_The task_
Find every line below with the word "SURFACE" in it, and copy each one.

_Data shown_

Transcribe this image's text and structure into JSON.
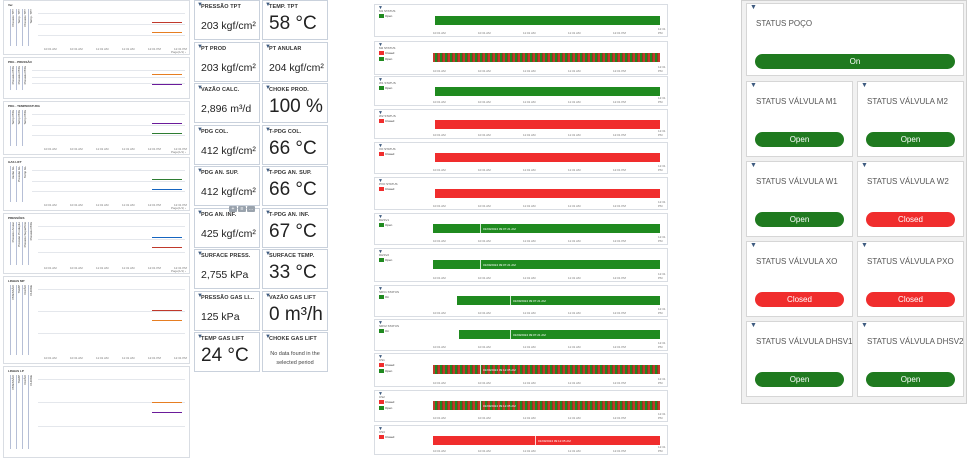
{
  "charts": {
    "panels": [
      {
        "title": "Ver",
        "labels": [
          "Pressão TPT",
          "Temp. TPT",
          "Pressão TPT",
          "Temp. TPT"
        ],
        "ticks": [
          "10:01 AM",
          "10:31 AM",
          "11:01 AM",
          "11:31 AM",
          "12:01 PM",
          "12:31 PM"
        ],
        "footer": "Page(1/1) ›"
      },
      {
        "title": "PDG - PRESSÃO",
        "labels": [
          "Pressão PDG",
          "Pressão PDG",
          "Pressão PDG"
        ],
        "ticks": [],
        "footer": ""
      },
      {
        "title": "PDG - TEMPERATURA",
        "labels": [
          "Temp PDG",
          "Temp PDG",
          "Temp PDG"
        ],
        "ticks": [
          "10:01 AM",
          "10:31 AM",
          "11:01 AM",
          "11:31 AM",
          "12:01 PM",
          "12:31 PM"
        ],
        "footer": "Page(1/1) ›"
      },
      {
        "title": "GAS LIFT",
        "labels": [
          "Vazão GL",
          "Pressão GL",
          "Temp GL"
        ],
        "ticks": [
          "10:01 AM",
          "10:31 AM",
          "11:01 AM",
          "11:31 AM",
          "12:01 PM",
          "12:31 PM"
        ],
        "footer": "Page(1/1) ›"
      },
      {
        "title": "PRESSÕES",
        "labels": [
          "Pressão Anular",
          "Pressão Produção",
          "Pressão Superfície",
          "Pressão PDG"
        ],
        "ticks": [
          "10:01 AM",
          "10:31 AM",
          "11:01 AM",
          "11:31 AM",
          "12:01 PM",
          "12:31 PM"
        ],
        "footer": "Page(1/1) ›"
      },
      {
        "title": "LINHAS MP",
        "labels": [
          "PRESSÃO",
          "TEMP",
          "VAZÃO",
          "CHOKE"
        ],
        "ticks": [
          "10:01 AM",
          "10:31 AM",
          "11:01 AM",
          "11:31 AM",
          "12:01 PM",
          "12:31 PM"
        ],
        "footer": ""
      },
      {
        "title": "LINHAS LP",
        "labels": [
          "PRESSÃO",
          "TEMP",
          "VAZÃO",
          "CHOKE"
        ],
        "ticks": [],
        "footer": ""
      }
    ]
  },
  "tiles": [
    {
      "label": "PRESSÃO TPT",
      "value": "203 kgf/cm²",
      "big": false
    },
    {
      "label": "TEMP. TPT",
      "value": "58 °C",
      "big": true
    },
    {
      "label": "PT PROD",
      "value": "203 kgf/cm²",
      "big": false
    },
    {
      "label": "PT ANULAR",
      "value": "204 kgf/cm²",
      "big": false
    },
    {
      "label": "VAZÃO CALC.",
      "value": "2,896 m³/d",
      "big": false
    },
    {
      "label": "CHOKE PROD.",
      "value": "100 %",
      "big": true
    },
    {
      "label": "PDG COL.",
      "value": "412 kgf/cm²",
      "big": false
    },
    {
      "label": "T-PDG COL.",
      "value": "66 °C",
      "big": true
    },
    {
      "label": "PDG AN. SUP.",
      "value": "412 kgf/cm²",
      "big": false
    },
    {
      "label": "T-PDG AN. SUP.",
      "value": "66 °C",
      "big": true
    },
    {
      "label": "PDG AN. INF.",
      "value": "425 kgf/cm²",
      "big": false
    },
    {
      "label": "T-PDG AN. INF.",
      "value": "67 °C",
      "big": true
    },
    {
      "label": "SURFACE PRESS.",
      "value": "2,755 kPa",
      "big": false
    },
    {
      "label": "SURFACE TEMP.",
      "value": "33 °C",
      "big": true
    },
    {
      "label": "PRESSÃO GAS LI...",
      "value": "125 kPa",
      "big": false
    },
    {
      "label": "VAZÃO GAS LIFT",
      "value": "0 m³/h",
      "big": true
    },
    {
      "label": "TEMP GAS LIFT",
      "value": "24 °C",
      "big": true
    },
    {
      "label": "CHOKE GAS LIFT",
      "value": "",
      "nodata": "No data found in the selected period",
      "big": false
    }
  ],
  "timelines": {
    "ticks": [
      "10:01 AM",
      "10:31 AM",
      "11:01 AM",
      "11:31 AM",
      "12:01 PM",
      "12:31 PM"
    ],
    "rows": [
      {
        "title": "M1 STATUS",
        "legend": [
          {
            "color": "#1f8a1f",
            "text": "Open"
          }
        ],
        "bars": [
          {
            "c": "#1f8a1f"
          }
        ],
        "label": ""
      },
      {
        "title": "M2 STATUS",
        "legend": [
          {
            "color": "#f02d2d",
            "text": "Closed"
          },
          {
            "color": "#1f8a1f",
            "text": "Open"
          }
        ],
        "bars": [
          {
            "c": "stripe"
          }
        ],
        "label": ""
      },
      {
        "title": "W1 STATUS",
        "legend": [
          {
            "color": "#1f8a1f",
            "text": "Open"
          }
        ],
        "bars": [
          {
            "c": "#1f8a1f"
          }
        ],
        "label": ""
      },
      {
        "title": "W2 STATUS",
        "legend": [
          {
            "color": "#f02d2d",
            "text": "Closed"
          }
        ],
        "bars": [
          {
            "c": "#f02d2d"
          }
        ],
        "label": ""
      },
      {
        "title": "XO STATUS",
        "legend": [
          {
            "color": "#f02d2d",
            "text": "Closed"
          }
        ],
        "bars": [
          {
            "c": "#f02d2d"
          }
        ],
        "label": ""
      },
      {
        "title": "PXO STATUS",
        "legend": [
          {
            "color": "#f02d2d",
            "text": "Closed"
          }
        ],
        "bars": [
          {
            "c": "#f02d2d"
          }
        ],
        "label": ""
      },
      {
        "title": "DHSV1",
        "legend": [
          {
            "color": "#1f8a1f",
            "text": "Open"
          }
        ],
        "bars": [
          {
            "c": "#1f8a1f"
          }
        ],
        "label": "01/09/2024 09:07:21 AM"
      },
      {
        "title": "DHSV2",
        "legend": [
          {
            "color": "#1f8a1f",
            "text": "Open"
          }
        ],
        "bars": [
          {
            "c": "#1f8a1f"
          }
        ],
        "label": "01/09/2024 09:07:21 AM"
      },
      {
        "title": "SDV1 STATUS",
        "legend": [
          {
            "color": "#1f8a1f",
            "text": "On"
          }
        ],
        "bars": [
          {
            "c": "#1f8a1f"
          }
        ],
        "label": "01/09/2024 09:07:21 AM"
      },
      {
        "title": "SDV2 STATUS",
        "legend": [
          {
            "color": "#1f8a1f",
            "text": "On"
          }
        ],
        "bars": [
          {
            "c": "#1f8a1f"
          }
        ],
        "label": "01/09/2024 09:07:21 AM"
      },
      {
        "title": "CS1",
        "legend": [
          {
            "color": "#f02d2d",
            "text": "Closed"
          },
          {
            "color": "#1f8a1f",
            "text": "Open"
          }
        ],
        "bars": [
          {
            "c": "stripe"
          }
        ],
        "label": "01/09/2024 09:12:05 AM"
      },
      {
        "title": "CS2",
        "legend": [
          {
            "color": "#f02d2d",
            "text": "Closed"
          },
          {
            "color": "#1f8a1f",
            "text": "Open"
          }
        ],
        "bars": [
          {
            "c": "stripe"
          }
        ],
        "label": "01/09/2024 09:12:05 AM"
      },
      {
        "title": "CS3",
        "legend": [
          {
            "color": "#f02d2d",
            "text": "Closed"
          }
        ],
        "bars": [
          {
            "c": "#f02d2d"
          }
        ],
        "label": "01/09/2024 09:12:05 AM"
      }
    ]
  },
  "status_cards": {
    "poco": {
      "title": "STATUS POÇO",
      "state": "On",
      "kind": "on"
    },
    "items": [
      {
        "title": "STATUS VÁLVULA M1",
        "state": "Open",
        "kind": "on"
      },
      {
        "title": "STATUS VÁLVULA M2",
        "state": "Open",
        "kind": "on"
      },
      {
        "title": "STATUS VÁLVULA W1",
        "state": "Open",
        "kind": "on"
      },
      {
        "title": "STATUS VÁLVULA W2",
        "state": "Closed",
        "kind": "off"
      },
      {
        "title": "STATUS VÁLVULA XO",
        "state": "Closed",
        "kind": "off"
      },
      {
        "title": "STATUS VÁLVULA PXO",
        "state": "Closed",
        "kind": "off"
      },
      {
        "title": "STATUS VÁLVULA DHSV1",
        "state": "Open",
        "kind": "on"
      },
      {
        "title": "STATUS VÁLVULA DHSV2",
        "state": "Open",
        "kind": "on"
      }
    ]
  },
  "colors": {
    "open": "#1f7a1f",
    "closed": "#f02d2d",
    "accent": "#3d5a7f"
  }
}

_Answer space_
      "label": "SURFACE PRESS.",
      "label": "SURFACE TEMP.",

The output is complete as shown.